Now, clay is an additive medium. A clay sculptor generally builds a figure by adding pieces of clay to an armature. Stone is purely reductive. All the stone sculptor can do is remove material. She couldn't wrap her mind around a process that goes in only one direction. I never thought about it like that until she mentioned it, but as soon as she did I understood exactly how she felt.
But carving doesn't feel like that. It feels like the shape is slowly emerging from the rock. Or maybe like excavating a million year old fossil, carefully freeing  an ancient skeleton from the petrified mud that encased it. 
Only it's not some crappy fossilized lizard bone; it's a strange new shape that no one ever saw before.

The next several sessions will be working on the base. I can see, now, where I need to go with it, but it's going to be a long trip. There's a lot of stone to be removed, a lot of shaping. 
Winding stuff up with some random notes, here: Check out the Lophophora! 
Twin flowers.

New growth. Soon (a few years down the pike) I'll have over a dozen buttons. Friends have asked if I plan on tripping. Short answer, "No."

Sunday, April 10, 2022

Time to Drill

 Time to Drill


 We're rolling into Spring here in So Cal. That means lots of cool gray weather.  Nothing casts a shadow, and everything seems quiet. And it's April. It has been a year now, since I started back to work. A lot of people hate the gray days. The dull weather makes them feel bleak.  Usually I enjoy this time of the year, but right now it just feels bleak to me as well.
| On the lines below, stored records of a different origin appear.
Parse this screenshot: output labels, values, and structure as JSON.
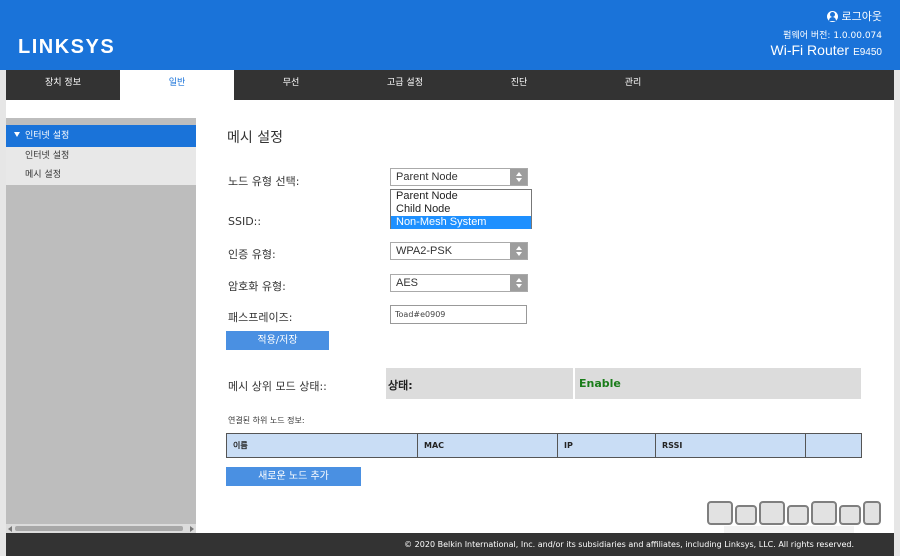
{
  "header": {
    "logo": "LINKSYS",
    "logout": "로그아웃",
    "firmware": "펌웨어 버전: 1.0.00.074",
    "model": "Wi-Fi Router",
    "model_number": "E9450"
  },
  "nav": [
    "장치 정보",
    "일반",
    "무선",
    "고급 설정",
    "진단",
    "관리"
  ],
  "nav_active": "일반",
  "sidebar": {
    "section": "인터넷 설정",
    "items": [
      "인터넷 설정",
      "메시 설정"
    ]
  },
  "main": {
    "title": "메시 설정",
    "node_type_label": "노드 유형 선택:",
    "node_type_value": "Parent Node",
    "node_type_options": [
      "Parent Node",
      "Child Node",
      "Non-Mesh System"
    ],
    "node_type_highlighted": "Non-Mesh System",
    "ssid_label": "SSID::",
    "auth_label": "인증 유형:",
    "auth_value": "WPA2-PSK",
    "encrypt_label": "암호화 유형:",
    "encrypt_value": "AES",
    "passphrase_label": "패스프레이즈:",
    "passphrase_value": "Toad#e0909",
    "apply_button": "적용/저장",
    "mesh_status_label": "메시 상위 모드 상태::",
    "status_key": "상태:",
    "status_value": "Enable",
    "child_info_label": "연결된 하위 노드 정보:",
    "table_headers": [
      "이름",
      "MAC",
      "IP",
      "RSSI",
      ""
    ],
    "add_node_button": "새로운 노드 추가"
  },
  "footer": "© 2020 Belkin International, Inc. and/or its subsidiaries and affiliates, including Linksys, LLC. All rights reserved.",
  "colors": {
    "brand_blue": "#1a73d9",
    "nav_dark": "#333333",
    "button_blue": "#4a90e2",
    "status_green": "#1a7d1a",
    "table_header": "#c9ddf5",
    "sidebar_gray": "#bdbdbd"
  }
}
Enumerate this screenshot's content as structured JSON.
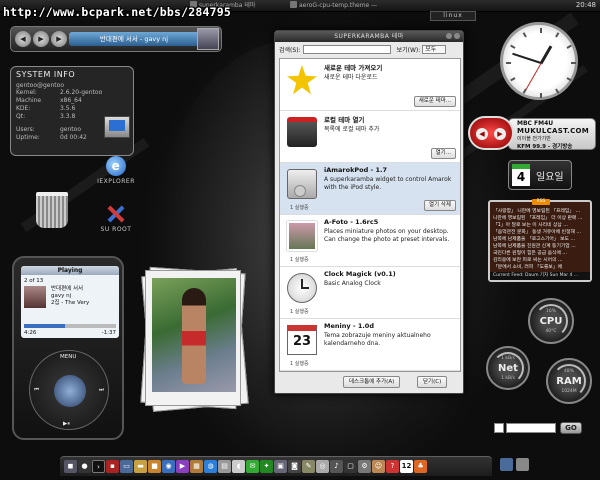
{
  "url_overlay": "http://www.bcpark.net/bbs/284795",
  "top_panel": {
    "tasks": [
      "superkaramba 테마",
      "aeroG-cpu-temp.theme —"
    ],
    "clock": "20:48",
    "linux_logo": "linux"
  },
  "media_bar": {
    "song": "반대편에 서서 - gavy nj"
  },
  "system_info": {
    "title": "SYSTEM INFO",
    "user_host": "gentoo@gentoo",
    "rows": [
      {
        "k": "Kernel:",
        "v": "2.6.20-gentoo"
      },
      {
        "k": "Machine",
        "v": "x86_64"
      },
      {
        "k": "KDE:",
        "v": "3.5.6"
      },
      {
        "k": "Qt:",
        "v": "3.3.8"
      }
    ],
    "users_label": "Users:",
    "users_value": "gentoo",
    "uptime_label": "Uptime:",
    "uptime_value": "0d 00:42"
  },
  "desktop_icons": {
    "iexplorer": "IEXPLORER",
    "suroot": "SU ROOT"
  },
  "ipod": {
    "header": "Playing",
    "count": "2 of 13",
    "title": "반대편에 서서",
    "artist": "gavy nj",
    "album": "2집 - The Very",
    "progress": 0.45,
    "elapsed": "4:26",
    "remaining": "-1:37",
    "menu": "MENU",
    "prev": "⏮",
    "next": "⏭",
    "play": "▶⏸"
  },
  "dialog": {
    "title": "SUPERKARAMBA 테마",
    "search_label": "검색(S):",
    "search_value": "",
    "view_label": "보기(W):",
    "view_value": "모두",
    "items": [
      {
        "name": "새로운 테마 가져오기",
        "desc": "새로운 테마 다운로드",
        "installed": "",
        "button": "새로운 테마..."
      },
      {
        "name": "로컬 테마 열기",
        "desc": "목록에 로컬 테마 추가",
        "installed": "",
        "button": "열기..."
      },
      {
        "name": "iAmarokPod - 1.7",
        "desc": "A superkaramba widget to control Amarok with the iPod style.",
        "installed": "1 실행중",
        "button": "열기 삭제"
      },
      {
        "name": "A-Foto - 1.6rc5",
        "desc": "Places miniature photos on your desktop. Can change the photo at preset intervals.",
        "installed": "1 실행중",
        "button": ""
      },
      {
        "name": "Clock Magick (v0.1)",
        "desc": "Basic Analog Clock",
        "installed": "1 실행중",
        "button": ""
      },
      {
        "name": "Meniny - 1.0d",
        "desc": "Tema zobrazuje meniny aktualneho kalendarneho dna.",
        "installed": "1 실행중",
        "button": ""
      }
    ],
    "add_to_desktop": "데스크톱에 추가(A)",
    "close": "닫기(C)"
  },
  "radio": {
    "line1": "MBC FM4U",
    "line2": "MUKULCAST.COM",
    "line3": "이이블 전가기반",
    "line4": "KFM 99.9 - 경기방송"
  },
  "calendar": {
    "date": "4",
    "weekday": "일요일"
  },
  "rss": {
    "tag": "RSS",
    "lines": [
      "「사랑함」 니란에 영보림된 「프레임」 ...",
      "니란에 영보림된 「프레임」 더 이상 판매 ...",
      "「1」아 달로 보는 이 사리네 상삼 ...",
      "「음악관전 문화」 동생 거유아에 빈정해 ...",
      "남쪽에 남제품을 「로고스기어」 보도 ...",
      "남쪽에 남제품을 진원관 신계 등기기업 ...",
      "국민다른 원형이 힘은 공급 음식에 ...",
      "김리용에 보란 피로 씨는 시어의 ...",
      "「분에서 소비, 러피 「도를보」에"
    ],
    "footer": "Current Feed: Daum 기자 Sun Mar 4 ..."
  },
  "gauges": {
    "cpu": {
      "label": "CPU",
      "value": "16%",
      "sub": "40°C"
    },
    "net": {
      "label": "Net",
      "up": "1 kB/s",
      "down": "1 kB/s"
    },
    "ram": {
      "label": "RAM",
      "value": "48%",
      "sub": "1024M"
    }
  },
  "search_widget": {
    "go": "GO"
  },
  "dock": {
    "calendar_day": "12"
  }
}
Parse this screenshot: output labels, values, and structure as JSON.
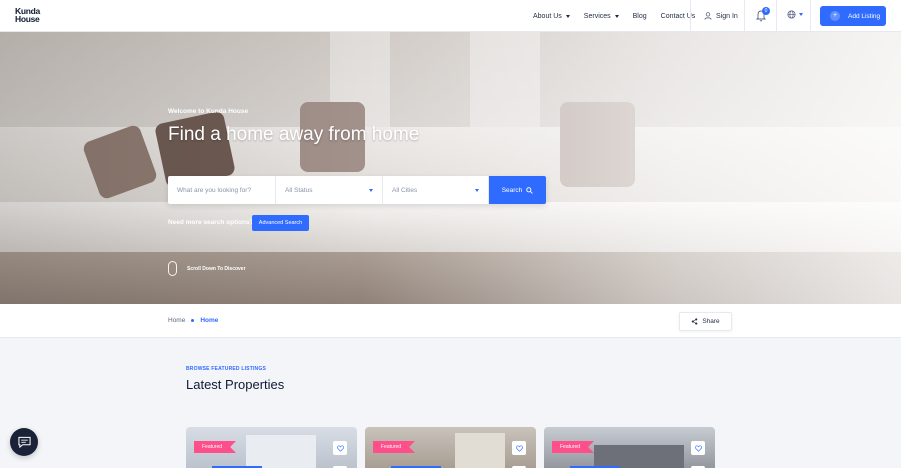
{
  "header": {
    "logo_line1": "Kunda",
    "logo_line2": "House",
    "nav": [
      {
        "label": "About Us",
        "has_dropdown": true
      },
      {
        "label": "Services",
        "has_dropdown": true
      },
      {
        "label": "Blog",
        "has_dropdown": false
      },
      {
        "label": "Contact Us",
        "has_dropdown": false
      }
    ],
    "signin_label": "Sign In",
    "notification_count": "0",
    "add_listing_label": "Add Listing"
  },
  "hero": {
    "welcome": "Welcome to Kunda House",
    "title": "Find a home away from home",
    "search": {
      "keyword_placeholder": "What are you looking for?",
      "status_value": "All Status",
      "city_value": "All Cities",
      "button_label": "Search"
    },
    "more_options": "Need more search options?",
    "advanced_label": "Advanced Search",
    "scroll_label": "Scroll Down To Discover"
  },
  "breadcrumb": {
    "items": [
      "Home",
      "Home"
    ],
    "share_label": "Share"
  },
  "listings": {
    "eyebrow": "BROWSE FEATURED LISTINGS",
    "title": "Latest Properties",
    "cards": [
      {
        "badge": "Featured"
      },
      {
        "badge": "Featured"
      },
      {
        "badge": "Featured"
      }
    ]
  },
  "colors": {
    "accent": "#2f6bff",
    "featured": "#ff4f8b",
    "dark": "#0f1a33"
  }
}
My spirits are low, bordering on going into freefall. Tuning in to news and current events is just depressing as hell. Will we see an end to it? Doubtful.

And yet. The quiet routines of daily life here at the suburban hermitage continue almost unaffected by the madness. There is still so much to be grateful for, and I have the blessing of a finely tuned sense of gratitude. I do not, almost cannot take any good fortune for granted. My wife. My home. My two silly cats. The pleasure in simple household tasks, and the  grace of uneventful days. Sometimes, the prayer is simply, "Thank you."
But the bleakness continues, nonetheless.
I didn't get a post up last week because I got nothing much of anything  done the week before. I got in a couple of short sessions, and that was it. Tuesday brought some sunshine, and my spirits picked up enough to get back to the stone.  The figure is shaping up somewhat like the last piece in that it's going to consist of an upper figure cradled in a lower one. The negative space between the two  is going to be as important as the figures that create the negative space. Which is a fancy way of saying I need a nice, smooth opening between the figures. So, that means it's time to break out the drill.
Now, this isn't machine shop work. The tolerances are forgiving. It's more like target practice. The bit goes in the bullseye one side, and the goal is to have it come out somewhere within the target on the exit. If the aim is wrong, the amount of error will be in direct proportion the amount of grief. I used to be good at doing this freehand. To be blunt about it: Now I'm old, and it's hard to hit the target. (In a lot of ways...)
So I invented a super high-tech precision drilling machine. See?

For this drilling I had all kinds of lateral room, but the vertical space was less than an inch. 

Going in with the 1/4" drill:
Daylight through the exit:

Close enough for government work, as they say.
Progress as of this post: